Larry Brilliant is an M.D. and M.P.H., board-certified in preventive medicine, epidemiology, and public health. He is president of the Skoll Urgent Threats Fund and senior advisor to Jeff Skoll, the founder of Participant Systems (which made An Inconvenient Truth, Kite Runner, and numerous other films), Capricorn Investments, and the Skoll family of Foundations. The Skoll Urgent Threats Fund does grant making and advocacy to help solve some of the most urgent threats of our time: climate change, nuclear weapons, water scarcity, emerging potential pandemics, and Middle East conflicts.
Larry was one of a four-person international team that led the successful World Health Organization smallpox eradication program in India and South Asia, where he lived for more than 10 years working on polio and blindness after smallpox was eradicated. He later founded the Seva Foundation of Berkeley, California, which works in dozens of countries around the world to eliminate preventable and curable blindness. Seva's projects have given back sight to nearly 3 million people.
In 2008, TIME magazine named Larry one of the 20 most influential scientists and thinkers and one of the 100 most influential people in the world.

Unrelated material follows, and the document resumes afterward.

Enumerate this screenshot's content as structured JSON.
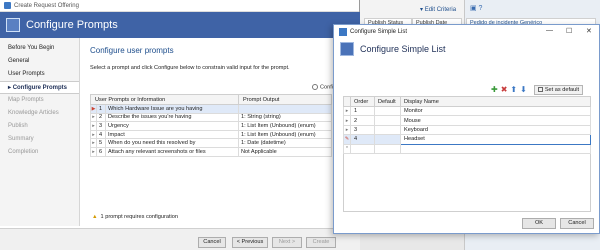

Larry served a three-year stint as the first executive director of Google.org, the company's philanthropic arm, before becoming Chief Philanthropy Evangelist for Google.
Larry co-founded The Well, a pioneering virtual community, with Stewart Brand in 1985. He also holds a telecom systems patent and has served as CEO of public and venture-backed technology companies.
Earlier in his career, Larry was a professor of International Health and Epidemiology at the University of Michigan. He has authored two books, including The Management of Smallpox Eradication in India, and dozens of scientific articles on infectious diseases, blindness, and international health policy. He is currently writing a book for Harper-Collins on the world's most urgent threats and how to fight them.
In 2008, Larry was given a Global Leadership Award by the United Nations Organization. In 2006, he received the TED Prize. He was named "International Public Health Hero" by the University of California in 2004. Larry worked in India for WHO for more than 10 years, on smallpox, blindness, and polio. His polio work for WHO led him to create the idea for a documentary, The Final Inch, which won an Oscar nomination in 2009 and is currently running on HBO TV.
After the September 11 attacks of 2001, and the anthrax bio-terror attacks which followed, Larry left corporate jobs to volunteer as a "first responder" for CDC's smallpox bio-terrorism response effort. After the Christmas 2004 tsunami, Larry volunteered to work in refugee camps and personally collected and carried financial contributions to refugee organizations in Sri Lanka and Indonesia. He currently chairs a task force created by Presidential directive: the National Biosurveillance Advisory Subcommittee.
Larry was elected to membership in the Council on Foreign Relations in 2009. He sits on the boards of the Skoll Foundation, Health Metrics Network, and Omidyar Networks Humanity United. He is an actively sought-after speaker, and has received numerous other awards, prizes, and honorary doctorates.